Now we come to the tender time of spring. All the leaves are still in their infancy, dotting tree branches like confetti and letting the blue sky slip between, painting the leaves with flashes of silver where the sun hasn’t already claimed them for gold. The grass is a newly minted green, each blade bright with expectation. Everywhere is the colour of flowering trees and shrubs: apples and crabs and double flowering plums. The scent of chokecherry blossoms mingles with the perfume of lilac which is heavy on the air; their purple clusters just now bursting open. Last spring, people arriving in Winnipeg said the city smelled of lilac.
A sun shower pelts rain across the pavement, intensifying its colour. A sudden squall blows up. The old cottonwood bows to the wind but it is too strong for the Chinese elm on the corner. The wind rips off weak branches which snap with a shriek like pain, several limbs hurtle to the ground, while another mighty arm is caught in mid fall by the remaining tree, an ugly raw wound where it snapped is exposed to the sky; yet the same wind barely strips leaflets off a neighbouring tree. The wind is sudden and violet like a child’s temper tantrum, then all is over and the world is a sunny place again.
In the garden, the fernleaf peony is already done – it is so dry that this tough little plant barely had the strength to open its blossoms, which were small and tired looking even when they first unfurled. The tulips, however, those that survived the constant pruning by the rabbits and the lack of snow cover all winter, are bright and healthy. They prefer it dry. The daffodils, too, are growing in thick clumps and the lilies are all up, so far unscathed by the scarlet scourge, the red lily leaf beetle, which has been terrorizing lily growers this spring after a virulent outbreak last summer.
Diligence seems the only cure, whether it’s by handpicking or direct application of noxious substances at every stage of their development. It is a discouraging battle. Each female lays up to 450 eggs a season in ragged rows along the underside ribs of lily leaves, a dozen or so at a time. They are orange and about half the length of a grain of rice. Six days later, they hatch into voracious feeding machines that can strip a plant of its leaves over night, leaving only a barren stem that soon turns brown. They feed now for 24 days, gradually building up a coating of frass – their own excrement – to discourage predators and protect themselves from the sun.
Then, gorged on your lily, leaves, buds, blossoms and all, they drop to the ground and bury into the top half inch or so, or even just under debris, to pupate for another 20 days, when they emerge as the scarlet winged adults that are so lovely yet so evil to the lilies and begin the cycle all over again. Disturb the soil beneath your plants now to get rid of some of the aestivating grubs.
The lily leaf beetles are tricky little devils, too. They know how to emit a squeaking sound by rubbing body parts together when they are pinched or threatened to startle predators and squeamish gardeners. This is perfectly described as “stridulation”. Their other clever habit is to commit “thanatosis“, commonly known as playing dead.
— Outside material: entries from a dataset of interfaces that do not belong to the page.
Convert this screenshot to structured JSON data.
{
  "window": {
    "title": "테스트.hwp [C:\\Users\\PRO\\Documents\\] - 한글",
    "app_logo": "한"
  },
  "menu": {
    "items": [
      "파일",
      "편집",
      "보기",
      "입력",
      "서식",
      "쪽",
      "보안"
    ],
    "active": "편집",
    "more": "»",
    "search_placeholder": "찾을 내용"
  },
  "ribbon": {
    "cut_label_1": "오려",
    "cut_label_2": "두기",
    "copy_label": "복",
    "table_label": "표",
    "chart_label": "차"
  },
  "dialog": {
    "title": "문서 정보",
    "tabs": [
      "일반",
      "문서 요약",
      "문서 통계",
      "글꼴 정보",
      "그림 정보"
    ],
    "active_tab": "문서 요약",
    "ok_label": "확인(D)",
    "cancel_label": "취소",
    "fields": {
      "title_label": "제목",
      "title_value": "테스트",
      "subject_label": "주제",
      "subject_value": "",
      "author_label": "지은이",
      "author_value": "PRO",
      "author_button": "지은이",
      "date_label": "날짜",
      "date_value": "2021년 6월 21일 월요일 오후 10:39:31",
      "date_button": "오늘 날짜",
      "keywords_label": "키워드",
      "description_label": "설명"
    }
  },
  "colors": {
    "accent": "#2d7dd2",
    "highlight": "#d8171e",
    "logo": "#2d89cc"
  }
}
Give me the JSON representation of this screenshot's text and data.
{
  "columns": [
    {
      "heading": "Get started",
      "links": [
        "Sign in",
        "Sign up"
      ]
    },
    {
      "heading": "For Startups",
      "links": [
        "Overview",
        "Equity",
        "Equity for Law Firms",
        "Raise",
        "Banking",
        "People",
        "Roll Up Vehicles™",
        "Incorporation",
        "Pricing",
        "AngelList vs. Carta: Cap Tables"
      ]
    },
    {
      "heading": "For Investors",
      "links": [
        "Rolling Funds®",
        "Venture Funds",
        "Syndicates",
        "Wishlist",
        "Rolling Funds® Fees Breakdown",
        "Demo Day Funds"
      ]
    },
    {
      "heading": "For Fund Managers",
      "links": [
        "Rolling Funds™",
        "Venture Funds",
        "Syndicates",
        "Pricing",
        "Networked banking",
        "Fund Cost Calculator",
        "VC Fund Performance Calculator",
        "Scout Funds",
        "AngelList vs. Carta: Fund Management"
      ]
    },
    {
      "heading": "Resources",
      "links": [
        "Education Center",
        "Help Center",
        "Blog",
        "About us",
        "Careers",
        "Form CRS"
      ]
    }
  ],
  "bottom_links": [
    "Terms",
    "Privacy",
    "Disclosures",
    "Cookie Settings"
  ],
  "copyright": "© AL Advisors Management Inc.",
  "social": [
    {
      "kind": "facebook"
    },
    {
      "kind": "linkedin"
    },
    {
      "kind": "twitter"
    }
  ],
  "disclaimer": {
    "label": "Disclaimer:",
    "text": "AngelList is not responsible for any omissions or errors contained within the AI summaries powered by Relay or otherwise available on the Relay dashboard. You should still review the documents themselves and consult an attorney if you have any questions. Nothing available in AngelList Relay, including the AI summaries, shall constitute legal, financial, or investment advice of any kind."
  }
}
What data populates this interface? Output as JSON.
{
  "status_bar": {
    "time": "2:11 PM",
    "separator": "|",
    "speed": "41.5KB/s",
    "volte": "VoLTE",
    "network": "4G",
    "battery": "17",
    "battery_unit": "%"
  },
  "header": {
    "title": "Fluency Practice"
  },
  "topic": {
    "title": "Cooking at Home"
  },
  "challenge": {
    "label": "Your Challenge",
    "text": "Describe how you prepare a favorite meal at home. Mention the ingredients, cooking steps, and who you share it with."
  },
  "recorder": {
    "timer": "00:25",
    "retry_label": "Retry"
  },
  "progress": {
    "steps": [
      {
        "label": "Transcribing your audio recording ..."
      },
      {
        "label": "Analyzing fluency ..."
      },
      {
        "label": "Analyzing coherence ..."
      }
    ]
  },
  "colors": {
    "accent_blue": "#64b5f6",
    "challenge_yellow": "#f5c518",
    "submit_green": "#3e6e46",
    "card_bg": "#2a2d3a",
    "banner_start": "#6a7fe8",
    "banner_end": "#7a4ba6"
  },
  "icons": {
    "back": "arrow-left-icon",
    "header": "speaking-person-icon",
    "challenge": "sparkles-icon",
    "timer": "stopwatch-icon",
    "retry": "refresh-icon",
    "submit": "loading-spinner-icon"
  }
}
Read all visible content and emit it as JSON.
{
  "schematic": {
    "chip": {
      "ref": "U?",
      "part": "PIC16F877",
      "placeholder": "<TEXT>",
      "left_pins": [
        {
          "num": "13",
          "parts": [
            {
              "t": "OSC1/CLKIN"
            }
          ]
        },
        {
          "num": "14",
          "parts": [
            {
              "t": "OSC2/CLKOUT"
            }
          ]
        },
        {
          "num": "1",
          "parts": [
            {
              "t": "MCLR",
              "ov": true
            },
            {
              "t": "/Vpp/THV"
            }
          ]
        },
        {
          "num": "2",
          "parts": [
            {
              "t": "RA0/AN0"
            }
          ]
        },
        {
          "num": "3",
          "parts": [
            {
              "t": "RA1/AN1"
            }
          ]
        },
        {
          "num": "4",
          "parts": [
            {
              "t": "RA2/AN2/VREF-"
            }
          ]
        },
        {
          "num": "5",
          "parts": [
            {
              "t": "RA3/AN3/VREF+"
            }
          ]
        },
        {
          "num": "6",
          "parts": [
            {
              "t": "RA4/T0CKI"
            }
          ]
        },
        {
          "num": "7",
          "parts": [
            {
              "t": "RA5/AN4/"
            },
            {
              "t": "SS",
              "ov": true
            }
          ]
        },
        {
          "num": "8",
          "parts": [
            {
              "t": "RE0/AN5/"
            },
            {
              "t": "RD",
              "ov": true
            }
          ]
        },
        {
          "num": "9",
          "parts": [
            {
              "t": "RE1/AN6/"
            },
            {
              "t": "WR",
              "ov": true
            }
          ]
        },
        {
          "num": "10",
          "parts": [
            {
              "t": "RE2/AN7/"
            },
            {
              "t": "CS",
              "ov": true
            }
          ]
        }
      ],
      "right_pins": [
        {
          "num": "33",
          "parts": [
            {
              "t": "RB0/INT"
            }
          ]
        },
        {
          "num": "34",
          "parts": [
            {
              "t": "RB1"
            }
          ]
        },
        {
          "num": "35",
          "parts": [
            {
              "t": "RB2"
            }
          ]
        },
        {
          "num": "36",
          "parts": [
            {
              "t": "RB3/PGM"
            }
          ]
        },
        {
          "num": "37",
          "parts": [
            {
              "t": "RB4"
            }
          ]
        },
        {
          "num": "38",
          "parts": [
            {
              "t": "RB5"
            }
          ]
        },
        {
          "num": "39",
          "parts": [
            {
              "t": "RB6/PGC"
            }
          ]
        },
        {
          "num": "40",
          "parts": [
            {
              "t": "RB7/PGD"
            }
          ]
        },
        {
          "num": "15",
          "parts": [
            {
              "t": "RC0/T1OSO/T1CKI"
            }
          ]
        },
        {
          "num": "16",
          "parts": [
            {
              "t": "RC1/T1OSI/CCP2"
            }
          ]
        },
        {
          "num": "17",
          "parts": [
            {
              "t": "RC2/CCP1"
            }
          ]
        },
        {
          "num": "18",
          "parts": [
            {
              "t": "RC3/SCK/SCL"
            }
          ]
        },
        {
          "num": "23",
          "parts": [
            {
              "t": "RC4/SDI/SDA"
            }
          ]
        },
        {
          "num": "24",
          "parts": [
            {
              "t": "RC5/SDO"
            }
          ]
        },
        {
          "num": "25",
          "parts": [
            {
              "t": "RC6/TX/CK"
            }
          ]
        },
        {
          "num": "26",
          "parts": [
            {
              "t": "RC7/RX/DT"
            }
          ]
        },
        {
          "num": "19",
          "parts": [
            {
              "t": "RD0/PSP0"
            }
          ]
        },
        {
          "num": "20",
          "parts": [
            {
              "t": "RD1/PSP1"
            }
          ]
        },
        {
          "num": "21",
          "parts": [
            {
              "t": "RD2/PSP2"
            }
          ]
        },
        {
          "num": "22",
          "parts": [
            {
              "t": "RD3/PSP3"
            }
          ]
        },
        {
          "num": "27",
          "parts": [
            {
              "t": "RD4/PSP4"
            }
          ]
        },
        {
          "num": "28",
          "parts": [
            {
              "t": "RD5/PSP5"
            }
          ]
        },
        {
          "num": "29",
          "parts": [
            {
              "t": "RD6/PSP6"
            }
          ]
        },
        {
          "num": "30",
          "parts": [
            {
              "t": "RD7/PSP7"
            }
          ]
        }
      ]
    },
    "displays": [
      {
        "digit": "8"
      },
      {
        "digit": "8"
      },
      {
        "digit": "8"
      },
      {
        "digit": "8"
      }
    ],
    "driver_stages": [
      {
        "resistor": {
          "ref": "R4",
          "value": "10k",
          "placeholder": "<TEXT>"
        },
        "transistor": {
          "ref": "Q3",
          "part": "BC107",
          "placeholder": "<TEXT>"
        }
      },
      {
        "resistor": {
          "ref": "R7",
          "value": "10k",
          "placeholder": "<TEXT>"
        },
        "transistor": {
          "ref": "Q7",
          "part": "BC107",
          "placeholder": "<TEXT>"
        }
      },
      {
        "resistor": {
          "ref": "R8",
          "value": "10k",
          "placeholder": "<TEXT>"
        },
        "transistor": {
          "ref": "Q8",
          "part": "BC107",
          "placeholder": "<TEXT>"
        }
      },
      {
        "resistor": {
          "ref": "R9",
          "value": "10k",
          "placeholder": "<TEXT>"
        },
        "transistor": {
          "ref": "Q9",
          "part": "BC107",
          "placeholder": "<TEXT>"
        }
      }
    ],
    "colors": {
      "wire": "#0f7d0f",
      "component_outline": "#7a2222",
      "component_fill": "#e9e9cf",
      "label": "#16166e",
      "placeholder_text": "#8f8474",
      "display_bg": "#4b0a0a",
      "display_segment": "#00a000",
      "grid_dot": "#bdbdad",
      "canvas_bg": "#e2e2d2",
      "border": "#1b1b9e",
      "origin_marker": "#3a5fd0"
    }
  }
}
They become still, fold up their legs, wings, and antennae, then they fall to the ground upside down so it is hard to see them. Wiley beetle pickers know this trick and carry a pot of soapy water with them on a beetle hunt, holding it under an affected leaf so that the perpetrator will fall into the water and drown.
Adult beetles can be killed by direct contact with methoxychlor (now banned) and rotenone (being phased out in Canada and the US). Rotenone comes from the roots of certain plants, including jicama and derris root from China. Carbaryl, still sold under the trade name Sevin, and malathion are also toxic to the bugs but both also affect bees.
The beetles come from Europe, North Africa and Asia. They were first discovered in North America in Montreal where they probably arrived via a shipment of lily bulbs. Their natural enemy is a parasitic wasp that is attracted to the frass that disgusts birds, but this saviour has not yet reached our shores.
Nor is it likely that we will see relief soon. Government web sites call the beetle a “minor” pest.
Hmmm. I wonder what the folks at Neepeawa’s Lily Nook would say to that!